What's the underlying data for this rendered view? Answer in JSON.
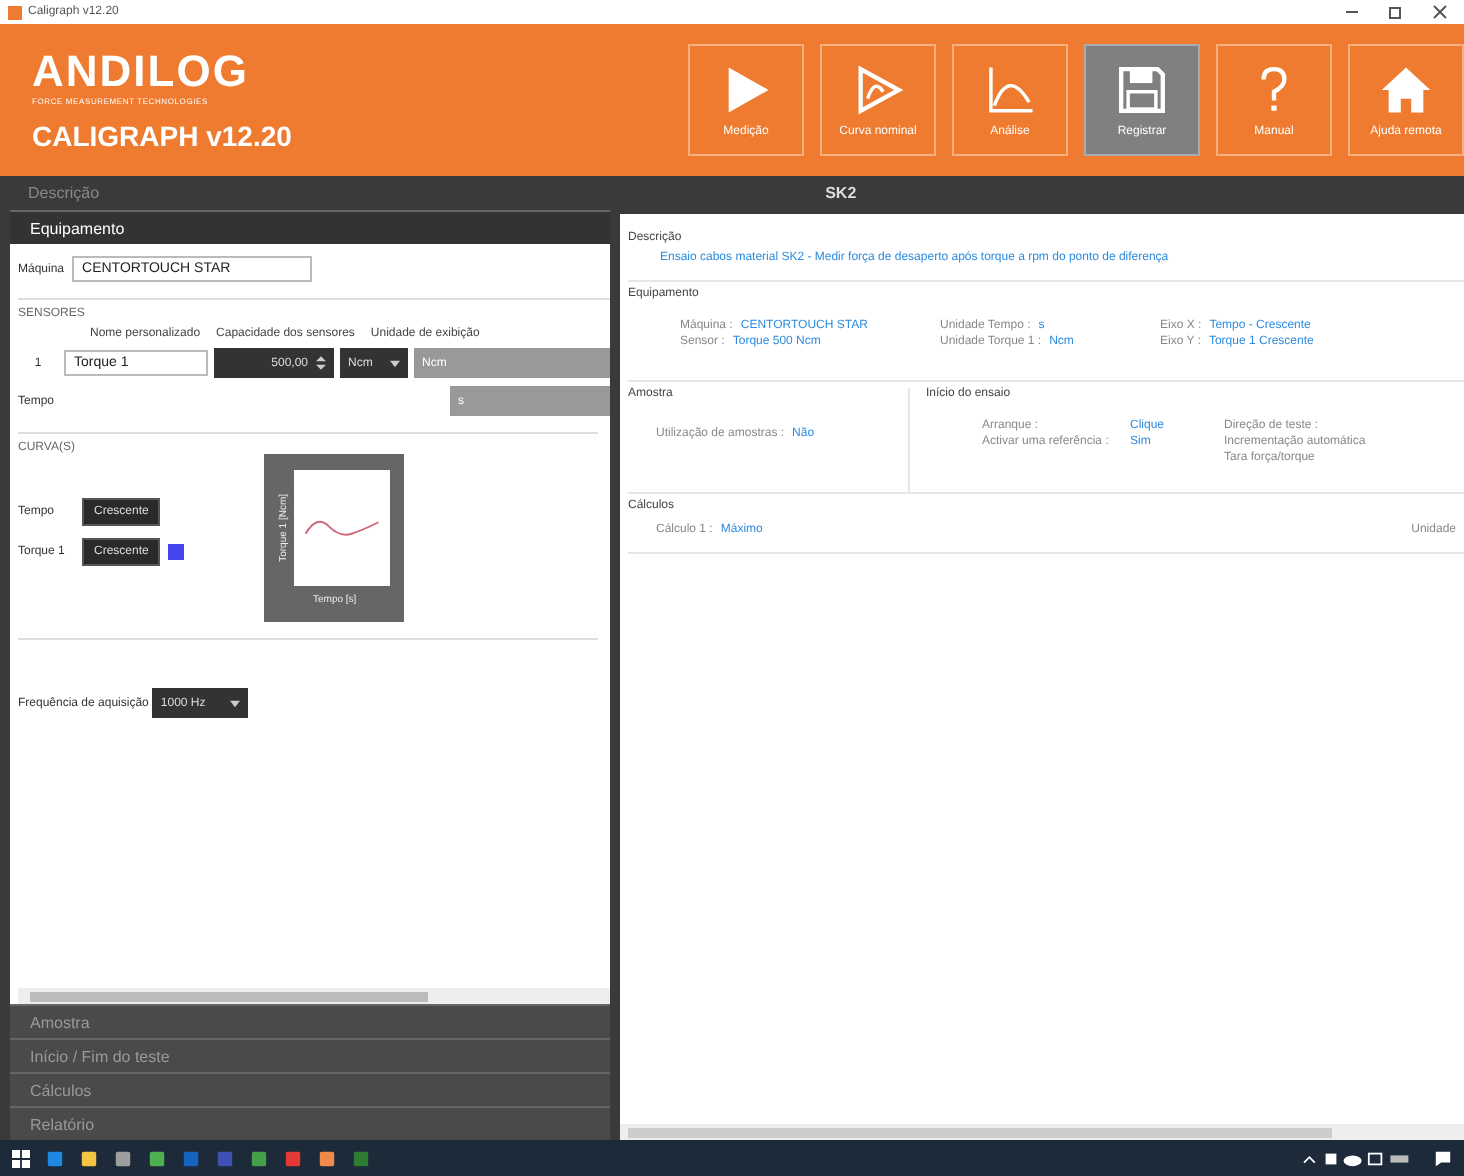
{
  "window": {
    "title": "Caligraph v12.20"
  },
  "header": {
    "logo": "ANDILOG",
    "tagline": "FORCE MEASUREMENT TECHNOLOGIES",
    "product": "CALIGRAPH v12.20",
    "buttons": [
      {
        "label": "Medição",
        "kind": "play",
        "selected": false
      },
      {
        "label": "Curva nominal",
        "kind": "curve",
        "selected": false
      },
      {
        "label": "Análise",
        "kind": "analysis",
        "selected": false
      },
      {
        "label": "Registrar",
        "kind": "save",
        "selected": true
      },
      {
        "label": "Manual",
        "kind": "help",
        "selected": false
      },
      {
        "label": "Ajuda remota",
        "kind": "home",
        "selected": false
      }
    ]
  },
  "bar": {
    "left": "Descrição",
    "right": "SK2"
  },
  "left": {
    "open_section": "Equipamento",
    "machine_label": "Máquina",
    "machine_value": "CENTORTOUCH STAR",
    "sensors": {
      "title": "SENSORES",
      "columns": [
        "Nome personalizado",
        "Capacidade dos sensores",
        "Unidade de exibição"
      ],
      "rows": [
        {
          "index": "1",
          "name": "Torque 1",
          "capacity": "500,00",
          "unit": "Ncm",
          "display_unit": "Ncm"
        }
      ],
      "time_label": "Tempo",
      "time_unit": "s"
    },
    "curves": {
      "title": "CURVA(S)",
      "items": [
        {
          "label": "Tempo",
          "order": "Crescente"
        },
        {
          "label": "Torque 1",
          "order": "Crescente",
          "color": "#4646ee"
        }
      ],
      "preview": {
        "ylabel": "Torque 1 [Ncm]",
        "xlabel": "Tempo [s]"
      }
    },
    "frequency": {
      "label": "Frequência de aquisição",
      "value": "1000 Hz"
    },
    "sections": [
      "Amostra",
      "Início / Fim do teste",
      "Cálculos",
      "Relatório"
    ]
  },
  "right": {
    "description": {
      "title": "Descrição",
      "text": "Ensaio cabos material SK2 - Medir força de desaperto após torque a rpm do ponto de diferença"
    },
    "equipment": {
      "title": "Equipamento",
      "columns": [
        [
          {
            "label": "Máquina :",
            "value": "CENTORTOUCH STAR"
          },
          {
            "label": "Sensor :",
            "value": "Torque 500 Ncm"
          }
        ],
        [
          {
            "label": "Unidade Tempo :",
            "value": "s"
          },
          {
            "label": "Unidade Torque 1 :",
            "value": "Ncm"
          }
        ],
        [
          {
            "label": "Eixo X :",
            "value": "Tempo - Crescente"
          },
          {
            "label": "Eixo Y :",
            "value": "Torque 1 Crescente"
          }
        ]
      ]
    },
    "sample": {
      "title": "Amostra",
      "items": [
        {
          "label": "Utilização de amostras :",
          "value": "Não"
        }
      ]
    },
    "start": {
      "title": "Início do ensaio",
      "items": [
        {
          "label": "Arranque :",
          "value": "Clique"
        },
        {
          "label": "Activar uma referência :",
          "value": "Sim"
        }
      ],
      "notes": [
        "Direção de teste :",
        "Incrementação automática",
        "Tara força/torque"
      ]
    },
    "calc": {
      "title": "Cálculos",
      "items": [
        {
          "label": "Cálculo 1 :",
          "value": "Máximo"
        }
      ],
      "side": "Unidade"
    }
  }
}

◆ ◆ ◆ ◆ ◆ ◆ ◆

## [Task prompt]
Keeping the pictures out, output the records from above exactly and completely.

## [Written response]
What's the underlying data for this rendered view? Answer in JSON.
{
  "window": {
    "title": "Caligraph v12.20"
  },
  "header": {
    "logo": "ANDILOG",
    "tagline": "FORCE MEASUREMENT TECHNOLOGIES",
    "product": "CALIGRAPH v12.20",
    "buttons": [
      {
        "label": "Medição",
        "kind": "play",
        "selected": false
      },
      {
        "label": "Curva nominal",
        "kind": "curve",
        "selected": false
      },
      {
        "label": "Análise",
        "kind": "analysis",
        "selected": false
      },
      {
        "label": "Registrar",
        "kind": "save",
        "selected": true
      },
      {
        "label": "Manual",
        "kind": "help",
        "selected": false
      },
      {
        "label": "Ajuda remota",
        "kind": "home",
        "selected": false
      }
    ]
  },
  "bar": {
    "left": "Descrição",
    "right": "SK2"
  },
  "left": {
    "open_section": "Equipamento",
    "machine_label": "Máquina",
    "machine_value": "CENTORTOUCH STAR",
    "sensors": {
      "title": "SENSORES",
      "columns": [
        "Nome personalizado",
        "Capacidade dos sensores",
        "Unidade de exibição"
      ],
      "rows": [
        {
          "index": "1",
          "name": "Torque 1",
          "capacity": "500,00",
          "unit": "Ncm",
          "display_unit": "Ncm"
        }
      ],
      "time_label": "Tempo",
      "time_unit": "s"
    },
    "curves": {
      "title": "CURVA(S)",
      "items": [
        {
          "label": "Tempo",
          "order": "Crescente"
        },
        {
          "label": "Torque 1",
          "order": "Crescente",
          "color": "#4646ee"
        }
      ],
      "preview": {
        "ylabel": "Torque 1 [Ncm]",
        "xlabel": "Tempo [s]"
      }
    },
    "frequency": {
      "label": "Frequência de aquisição",
      "value": "1000 Hz"
    },
    "sections": [
      "Amostra",
      "Início / Fim do teste",
      "Cálculos",
      "Relatório"
    ]
  },
  "right": {
    "description": {
      "title": "Descrição",
      "text": "Ensaio cabos material SK2 - Medir força de desaperto após torque a rpm do ponto de diferença"
    },
    "equipment": {
      "title": "Equipamento",
      "columns": [
        [
          {
            "label": "Máquina :",
            "value": "CENTORTOUCH STAR"
          },
          {
            "label": "Sensor :",
            "value": "Torque 500 Ncm"
          }
        ],
        [
          {
            "label": "Unidade Tempo :",
            "value": "s"
          },
          {
            "label": "Unidade Torque 1 :",
            "value": "Ncm"
          }
        ],
        [
          {
            "label": "Eixo X :",
            "value": "Tempo - Crescente"
          },
          {
            "label": "Eixo Y :",
            "value": "Torque 1 Crescente"
          }
        ]
      ]
    },
    "sample": {
      "title": "Amostra",
      "items": [
        {
          "label": "Utilização de amostras :",
          "value": "Não"
        }
      ]
    },
    "start": {
      "title": "Início do ensaio",
      "items": [
        {
          "label": "Arranque :",
          "value": "Clique"
        },
        {
          "label": "Activar uma referência :",
          "value": "Sim"
        }
      ],
      "notes": [
        "Direção de teste :",
        "Incrementação automática",
        "Tara força/torque"
      ]
    },
    "calc": {
      "title": "Cálculos",
      "items": [
        {
          "label": "Cálculo 1 :",
          "value": "Máximo"
        }
      ],
      "side": "Unidade"
    }
  }
}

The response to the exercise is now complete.